With skill and borderline cruelty, the defence lawyer has the evidence of a neighbour who possibly heard Sarah’s protests discounted, instead focusing attention on how after the contested incident, Dyer kissed the complainant and sat close with her in a taxi to her house, playing on meaningless but well-entrenched notions of how a rapist would act.
While the trial forms the backbone of Night Games, the story branches off into related tangents like the accusations of gang rape by rugby league players at Coffs Harbour, the St. Kilda schoolgirl scandal and the discrimination and vilification female journalists have faced when venturing into the post-game locker room for their work.
As dark as much of the material is, Night Games is far more complex and probing than a wholesale dismissal of football culture. Krien finds a lot to like in the AFL and there are surprising observations at every turn: “One of the reasons…that so many people watch football is not just for the athleticism and the biffo, but also for the tenderness”.In many ways, the sport is making a concerted effort to turn away from elements once accepted as commonplace, with a stand being taken against unacceptable sledging and racism and education initiatives being put in place to avoid some of the ugly excesses of the recent past.
A darker underside persists however, with a “macho culture of humiliation” regularly raring its head, with ex-player Tony Wilson filling the author in on an alcohol-fuelled culture of pranks, youthful bravado, and forms of humour and acceptance rituals which often seem baffling to an outsider.
The narrative always circles back to the trial though and it speaks volumes of the book’s ability to uncover unexpected nuance that it remains gripping even we know though the result.

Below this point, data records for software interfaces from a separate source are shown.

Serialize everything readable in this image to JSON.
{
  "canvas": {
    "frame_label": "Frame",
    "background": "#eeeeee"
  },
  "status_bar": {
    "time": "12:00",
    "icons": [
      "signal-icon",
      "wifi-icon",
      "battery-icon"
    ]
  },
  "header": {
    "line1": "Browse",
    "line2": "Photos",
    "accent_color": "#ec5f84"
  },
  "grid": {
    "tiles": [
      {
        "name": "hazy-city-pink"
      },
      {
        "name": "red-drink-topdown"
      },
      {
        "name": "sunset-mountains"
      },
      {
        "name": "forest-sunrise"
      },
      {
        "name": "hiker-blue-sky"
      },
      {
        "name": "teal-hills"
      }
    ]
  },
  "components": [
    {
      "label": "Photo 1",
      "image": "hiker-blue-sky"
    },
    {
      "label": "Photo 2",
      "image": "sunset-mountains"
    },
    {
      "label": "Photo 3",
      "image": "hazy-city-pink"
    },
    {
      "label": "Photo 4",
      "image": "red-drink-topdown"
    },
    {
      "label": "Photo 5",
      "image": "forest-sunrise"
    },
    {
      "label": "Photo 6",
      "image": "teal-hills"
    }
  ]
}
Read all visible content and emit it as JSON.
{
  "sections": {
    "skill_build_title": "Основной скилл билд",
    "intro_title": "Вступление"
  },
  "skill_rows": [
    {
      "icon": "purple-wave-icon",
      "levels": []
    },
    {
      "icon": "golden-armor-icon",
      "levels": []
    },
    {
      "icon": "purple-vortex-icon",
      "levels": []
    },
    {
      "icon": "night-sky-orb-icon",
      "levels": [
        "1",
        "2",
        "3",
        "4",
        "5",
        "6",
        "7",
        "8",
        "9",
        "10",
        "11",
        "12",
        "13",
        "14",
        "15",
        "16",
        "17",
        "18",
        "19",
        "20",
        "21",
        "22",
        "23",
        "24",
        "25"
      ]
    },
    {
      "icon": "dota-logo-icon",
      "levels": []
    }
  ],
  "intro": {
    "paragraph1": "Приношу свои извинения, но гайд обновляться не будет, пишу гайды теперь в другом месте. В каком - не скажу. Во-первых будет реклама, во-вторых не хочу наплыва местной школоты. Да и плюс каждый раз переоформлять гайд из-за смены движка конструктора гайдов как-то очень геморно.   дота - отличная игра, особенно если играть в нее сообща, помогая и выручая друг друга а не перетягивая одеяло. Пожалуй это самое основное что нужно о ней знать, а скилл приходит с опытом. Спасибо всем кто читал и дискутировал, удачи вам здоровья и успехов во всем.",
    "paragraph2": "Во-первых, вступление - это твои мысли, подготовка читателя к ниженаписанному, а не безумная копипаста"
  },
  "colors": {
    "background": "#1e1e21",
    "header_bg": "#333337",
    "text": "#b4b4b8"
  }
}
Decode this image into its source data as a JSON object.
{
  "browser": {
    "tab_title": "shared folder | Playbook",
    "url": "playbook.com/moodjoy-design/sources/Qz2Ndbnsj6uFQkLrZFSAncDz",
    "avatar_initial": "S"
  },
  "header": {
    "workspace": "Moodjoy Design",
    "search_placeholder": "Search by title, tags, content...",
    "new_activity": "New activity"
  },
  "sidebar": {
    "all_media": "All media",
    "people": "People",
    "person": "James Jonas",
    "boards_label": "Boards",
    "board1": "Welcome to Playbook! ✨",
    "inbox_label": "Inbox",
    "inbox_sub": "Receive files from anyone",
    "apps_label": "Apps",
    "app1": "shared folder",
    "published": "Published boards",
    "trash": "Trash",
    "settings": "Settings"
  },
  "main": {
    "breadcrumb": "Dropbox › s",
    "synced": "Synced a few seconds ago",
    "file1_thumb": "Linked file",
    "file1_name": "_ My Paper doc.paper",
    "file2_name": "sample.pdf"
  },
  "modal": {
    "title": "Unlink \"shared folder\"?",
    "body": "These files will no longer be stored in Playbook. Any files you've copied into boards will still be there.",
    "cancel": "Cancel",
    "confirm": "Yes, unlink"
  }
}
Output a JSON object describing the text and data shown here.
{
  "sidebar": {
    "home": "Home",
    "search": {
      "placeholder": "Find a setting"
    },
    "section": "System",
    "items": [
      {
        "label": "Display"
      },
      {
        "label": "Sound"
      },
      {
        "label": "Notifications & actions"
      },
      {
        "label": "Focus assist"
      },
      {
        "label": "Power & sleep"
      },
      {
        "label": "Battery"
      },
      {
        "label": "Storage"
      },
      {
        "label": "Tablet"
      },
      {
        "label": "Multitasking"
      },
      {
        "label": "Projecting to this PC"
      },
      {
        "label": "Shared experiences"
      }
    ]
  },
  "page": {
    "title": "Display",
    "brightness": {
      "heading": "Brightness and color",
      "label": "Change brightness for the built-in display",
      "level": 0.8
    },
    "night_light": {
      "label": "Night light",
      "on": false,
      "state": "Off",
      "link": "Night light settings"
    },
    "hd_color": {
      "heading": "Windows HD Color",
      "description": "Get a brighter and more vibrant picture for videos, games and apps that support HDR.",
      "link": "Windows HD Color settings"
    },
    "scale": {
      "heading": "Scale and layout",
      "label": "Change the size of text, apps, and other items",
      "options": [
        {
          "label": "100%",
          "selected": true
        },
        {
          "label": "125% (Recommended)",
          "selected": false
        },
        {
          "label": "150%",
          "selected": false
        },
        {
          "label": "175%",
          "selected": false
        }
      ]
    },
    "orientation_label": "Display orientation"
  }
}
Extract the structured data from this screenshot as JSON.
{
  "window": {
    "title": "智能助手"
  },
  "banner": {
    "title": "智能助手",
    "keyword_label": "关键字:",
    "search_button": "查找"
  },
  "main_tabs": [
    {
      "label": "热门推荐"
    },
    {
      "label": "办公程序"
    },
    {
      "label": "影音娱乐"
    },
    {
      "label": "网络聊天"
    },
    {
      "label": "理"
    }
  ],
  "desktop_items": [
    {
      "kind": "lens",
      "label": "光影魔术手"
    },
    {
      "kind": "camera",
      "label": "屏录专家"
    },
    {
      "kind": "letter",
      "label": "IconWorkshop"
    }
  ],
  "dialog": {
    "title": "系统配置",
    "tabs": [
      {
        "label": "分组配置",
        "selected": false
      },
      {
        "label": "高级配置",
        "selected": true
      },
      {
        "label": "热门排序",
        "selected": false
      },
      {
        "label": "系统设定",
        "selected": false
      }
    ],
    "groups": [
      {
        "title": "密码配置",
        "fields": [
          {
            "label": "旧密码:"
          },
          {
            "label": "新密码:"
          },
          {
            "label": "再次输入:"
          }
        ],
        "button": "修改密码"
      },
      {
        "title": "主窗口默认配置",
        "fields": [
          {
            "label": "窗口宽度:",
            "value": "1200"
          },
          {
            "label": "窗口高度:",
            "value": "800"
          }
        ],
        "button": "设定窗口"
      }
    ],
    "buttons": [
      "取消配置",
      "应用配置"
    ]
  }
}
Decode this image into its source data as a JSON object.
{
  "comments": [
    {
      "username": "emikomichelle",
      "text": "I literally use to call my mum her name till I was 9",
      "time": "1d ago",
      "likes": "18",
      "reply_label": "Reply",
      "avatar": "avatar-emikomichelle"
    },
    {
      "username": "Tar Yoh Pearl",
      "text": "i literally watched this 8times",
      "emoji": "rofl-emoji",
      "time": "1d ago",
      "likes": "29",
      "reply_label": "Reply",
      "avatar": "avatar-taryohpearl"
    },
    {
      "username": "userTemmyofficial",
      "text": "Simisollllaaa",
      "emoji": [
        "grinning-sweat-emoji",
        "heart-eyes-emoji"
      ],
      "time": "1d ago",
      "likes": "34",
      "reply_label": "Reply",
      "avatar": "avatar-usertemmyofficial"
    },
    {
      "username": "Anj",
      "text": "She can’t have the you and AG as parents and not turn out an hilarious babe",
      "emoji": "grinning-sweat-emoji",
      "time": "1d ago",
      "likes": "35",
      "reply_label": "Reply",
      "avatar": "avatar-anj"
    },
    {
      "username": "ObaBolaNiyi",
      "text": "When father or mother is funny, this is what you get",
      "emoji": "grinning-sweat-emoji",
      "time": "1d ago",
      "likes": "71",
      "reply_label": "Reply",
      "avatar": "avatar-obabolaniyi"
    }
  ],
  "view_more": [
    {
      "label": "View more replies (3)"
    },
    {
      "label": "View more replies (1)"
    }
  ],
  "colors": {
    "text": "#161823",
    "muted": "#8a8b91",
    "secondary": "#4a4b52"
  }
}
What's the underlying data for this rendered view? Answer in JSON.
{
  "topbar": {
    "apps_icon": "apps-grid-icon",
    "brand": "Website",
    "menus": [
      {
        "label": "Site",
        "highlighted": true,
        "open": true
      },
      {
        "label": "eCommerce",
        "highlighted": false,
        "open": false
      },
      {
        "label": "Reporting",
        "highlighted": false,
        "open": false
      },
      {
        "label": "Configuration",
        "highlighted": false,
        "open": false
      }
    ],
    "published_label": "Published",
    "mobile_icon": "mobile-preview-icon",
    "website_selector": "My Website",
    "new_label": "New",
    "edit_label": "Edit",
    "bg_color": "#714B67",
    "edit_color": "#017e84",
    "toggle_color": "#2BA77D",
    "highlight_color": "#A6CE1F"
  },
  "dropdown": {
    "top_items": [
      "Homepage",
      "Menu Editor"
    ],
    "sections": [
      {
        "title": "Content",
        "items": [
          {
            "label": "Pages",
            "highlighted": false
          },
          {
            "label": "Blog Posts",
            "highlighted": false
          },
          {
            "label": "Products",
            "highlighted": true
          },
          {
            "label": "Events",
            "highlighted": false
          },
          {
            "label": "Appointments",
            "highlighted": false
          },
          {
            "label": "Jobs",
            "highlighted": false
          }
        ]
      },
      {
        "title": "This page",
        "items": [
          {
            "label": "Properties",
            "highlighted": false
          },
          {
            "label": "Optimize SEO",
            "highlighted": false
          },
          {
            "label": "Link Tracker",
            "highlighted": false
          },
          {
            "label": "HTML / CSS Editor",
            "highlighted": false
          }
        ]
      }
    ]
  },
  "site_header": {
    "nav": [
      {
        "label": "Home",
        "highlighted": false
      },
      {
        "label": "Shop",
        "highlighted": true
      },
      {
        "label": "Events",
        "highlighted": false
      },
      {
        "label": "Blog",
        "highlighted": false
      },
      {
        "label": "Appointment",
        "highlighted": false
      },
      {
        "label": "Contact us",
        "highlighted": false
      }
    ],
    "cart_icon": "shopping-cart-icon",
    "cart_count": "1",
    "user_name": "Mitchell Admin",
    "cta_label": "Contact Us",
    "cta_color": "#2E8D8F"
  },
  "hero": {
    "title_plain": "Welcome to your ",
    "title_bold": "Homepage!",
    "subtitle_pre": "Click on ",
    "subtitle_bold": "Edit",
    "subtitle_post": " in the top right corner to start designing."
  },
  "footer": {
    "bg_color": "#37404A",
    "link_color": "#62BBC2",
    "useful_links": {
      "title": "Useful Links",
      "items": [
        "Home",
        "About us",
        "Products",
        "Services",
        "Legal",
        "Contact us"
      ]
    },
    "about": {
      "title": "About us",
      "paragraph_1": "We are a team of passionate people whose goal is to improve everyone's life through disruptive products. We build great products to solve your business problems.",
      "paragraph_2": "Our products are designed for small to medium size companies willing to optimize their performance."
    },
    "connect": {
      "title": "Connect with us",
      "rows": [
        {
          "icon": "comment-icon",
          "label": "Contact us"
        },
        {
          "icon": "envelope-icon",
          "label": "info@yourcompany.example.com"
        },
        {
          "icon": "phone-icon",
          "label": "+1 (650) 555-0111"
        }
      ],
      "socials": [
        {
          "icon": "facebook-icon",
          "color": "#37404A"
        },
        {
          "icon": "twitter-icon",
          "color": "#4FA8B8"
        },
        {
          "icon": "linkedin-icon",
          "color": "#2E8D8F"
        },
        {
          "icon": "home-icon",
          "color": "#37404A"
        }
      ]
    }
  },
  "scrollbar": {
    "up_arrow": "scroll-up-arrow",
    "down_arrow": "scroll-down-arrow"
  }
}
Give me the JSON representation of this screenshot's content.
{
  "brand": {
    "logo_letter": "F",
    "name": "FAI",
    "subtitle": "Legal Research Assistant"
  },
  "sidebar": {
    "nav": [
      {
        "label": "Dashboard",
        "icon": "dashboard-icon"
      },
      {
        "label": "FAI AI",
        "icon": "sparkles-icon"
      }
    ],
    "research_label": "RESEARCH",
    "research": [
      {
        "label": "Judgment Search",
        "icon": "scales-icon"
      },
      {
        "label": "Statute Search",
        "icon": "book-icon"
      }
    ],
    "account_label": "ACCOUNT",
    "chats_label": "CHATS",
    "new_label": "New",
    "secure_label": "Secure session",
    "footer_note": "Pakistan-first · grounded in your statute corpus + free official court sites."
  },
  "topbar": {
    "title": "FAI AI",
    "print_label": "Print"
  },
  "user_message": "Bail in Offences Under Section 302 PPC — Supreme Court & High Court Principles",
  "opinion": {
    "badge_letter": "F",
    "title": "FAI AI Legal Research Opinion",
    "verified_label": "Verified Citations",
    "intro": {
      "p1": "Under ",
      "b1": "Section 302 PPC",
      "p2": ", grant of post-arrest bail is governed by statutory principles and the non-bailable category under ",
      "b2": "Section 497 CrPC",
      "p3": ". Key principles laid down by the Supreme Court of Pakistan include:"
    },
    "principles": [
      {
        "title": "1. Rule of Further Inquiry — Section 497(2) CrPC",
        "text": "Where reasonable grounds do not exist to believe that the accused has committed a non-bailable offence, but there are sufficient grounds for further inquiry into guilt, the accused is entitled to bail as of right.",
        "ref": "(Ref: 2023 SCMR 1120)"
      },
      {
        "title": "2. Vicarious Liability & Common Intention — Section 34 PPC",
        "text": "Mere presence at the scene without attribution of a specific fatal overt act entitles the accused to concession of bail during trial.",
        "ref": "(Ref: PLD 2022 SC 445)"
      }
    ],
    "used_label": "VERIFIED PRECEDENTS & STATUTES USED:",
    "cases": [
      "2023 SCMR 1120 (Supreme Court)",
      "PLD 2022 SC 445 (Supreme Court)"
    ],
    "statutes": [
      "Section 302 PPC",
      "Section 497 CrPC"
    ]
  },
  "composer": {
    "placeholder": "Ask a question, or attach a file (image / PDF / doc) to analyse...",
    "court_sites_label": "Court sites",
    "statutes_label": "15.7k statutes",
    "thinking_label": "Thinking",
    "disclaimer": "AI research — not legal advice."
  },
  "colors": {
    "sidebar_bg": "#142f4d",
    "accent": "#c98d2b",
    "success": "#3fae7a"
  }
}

As the verdict draws near, Krien continues to feel haunted by Dyer’s persistence in following Sarah, instinctively sensing that even in his version of events, there is something “off” and disrespectful about his behaviour that night.
This lingering unease is the enduring feeling from Night Games,which is being promoted as a literary hand-grenade, but often settles into a tone more often thoughtful than incendiary. There are few easy answers here, no redemptive sense of any lesson that has been learned.
Whatever the truth about that party and whatever actually happened in the bedroom crowded with footballers and later in a dark, urine-soaked alley, it seems clear that this incident forms just part of a disturbing broader culture, and that much of what took place probably falls in a large grey area between what is against the law and what should be acceptable behaviour.
Chloe Hooper’s The Tall Man is an obvious antecedent, but this also brings to mind Michelle Schwarz’s undervalued One Split Second, which similarly used a high profile incident (in that case, the death of cricketer David Hookes) as a starting point to explore themes of masculinity, alcohol and violence and the role they play in Australian society.
Krien has a real feel for the tough, scrappy charm of Australian Rules Football, but seems on less certain territory in discussing other codes. Confusing Rugby League and Rugby Union and referring to the NRL as the A-league are simple mistakes that should have been edited out of an otherwise carefully written book.
Minor quibbles aside, the disquieting, fiercely intelligent Night Games instantly feels like an important work, and is certainly a difficult one to shake.